First, I would like to acknowledge the three previous governments for their efficient and effective work in reaching the European Union budget agreement. Last Thursday, the Government also adopted the proposal for own revenue in the European Union budget, which has already been sent to the Riigikogu for approval – I am hoping for constructive discussions and a quick agreement which would enable to launch the investments which we have been dreaming of and bring the future closer. As I said in the introduction of this speech, Estonian issues are European issues and vice versa – strong member states make Europe strong and strong Europe makes its member states strong. On the initiative of the Government Office, the Estonia 2035 development strategy has been drawn up and submitted to you. The strategy takes into consideration the developments of the European Union and, as a long-term strategy for Estonia, aims to direct those developments. All sectoral development plans must predict and be able to shape European developments at least from the Estonian perspective, and the ministers will be reporting on those activities to the Riigikogu. Hopefully, the sectoral development in Europe will also be discussed more frequently and extensively in the Riigikogu.
This somewhat self-centred approach does not change the basic principle that when Europe is doing well, Estonia is also doing well, but should strengthen a sectoral feeling of ownership, interest, and target-setting in European policies in Estonia. Europe will never be a finished product, as Europe does not and should not have a final target, but it is important for us to care and take responsibility for its future, and to understand that Estonia should not, cannot, must not be left alone.

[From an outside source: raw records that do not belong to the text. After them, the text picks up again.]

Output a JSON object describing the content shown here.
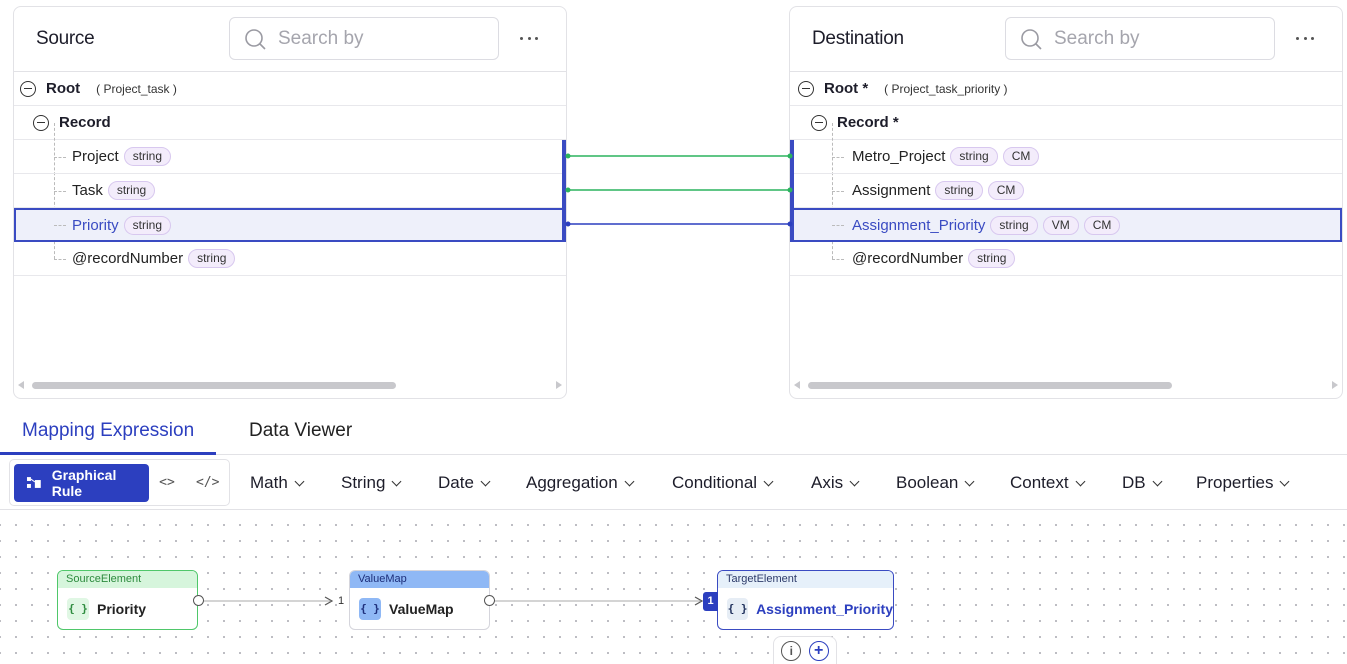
{
  "source": {
    "title": "Source",
    "search_placeholder": "Search by",
    "root_label": "Root",
    "root_type": "( Project_task )",
    "record_label": "Record",
    "fields": [
      {
        "name": "Project",
        "tags": [
          "string"
        ]
      },
      {
        "name": "Task",
        "tags": [
          "string"
        ]
      },
      {
        "name": "Priority",
        "tags": [
          "string"
        ],
        "selected": true
      },
      {
        "name": "@recordNumber",
        "tags": [
          "string"
        ]
      }
    ]
  },
  "destination": {
    "title": "Destination",
    "search_placeholder": "Search by",
    "root_label": "Root *",
    "root_type": "( Project_task_priority )",
    "record_label": "Record *",
    "fields": [
      {
        "name": "Metro_Project",
        "tags": [
          "string",
          "CM"
        ]
      },
      {
        "name": "Assignment",
        "tags": [
          "string",
          "CM"
        ]
      },
      {
        "name": "Assignment_Priority",
        "tags": [
          "string",
          "VM",
          "CM"
        ],
        "selected": true
      },
      {
        "name": "@recordNumber",
        "tags": [
          "string"
        ]
      }
    ]
  },
  "connector_colors": {
    "mapped": "#2bb35e",
    "selected": "#2c3fbf"
  },
  "tabs": [
    {
      "label": "Mapping Expression",
      "active": true
    },
    {
      "label": "Data Viewer",
      "active": false
    }
  ],
  "toolbar": {
    "graphical_rule_label": "Graphical Rule",
    "code_icon_1": "<>",
    "code_icon_2": "</>",
    "menus": [
      "Math",
      "String",
      "Date",
      "Aggregation",
      "Conditional",
      "Axis",
      "Boolean",
      "Context",
      "DB",
      "Properties"
    ]
  },
  "canvas": {
    "source_node": {
      "type": "SourceElement",
      "label": "Priority",
      "icon": "{ }"
    },
    "valuemap_node": {
      "type": "ValueMap",
      "label": "ValueMap",
      "icon": "{ }",
      "input_index": "1"
    },
    "target_node": {
      "type": "TargetElement",
      "label": "Assignment_Priority",
      "icon": "{ }",
      "input_index": "1"
    },
    "info_icon": "i",
    "add_icon": "+"
  }
}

It can only be what today’s people want and dream it to be. I do hope that Estonians will never stop hoping for and dreaming about a peaceful, protected, free, and diverse Europe, as there is no Estonia without Europe and no Europe without Estonia.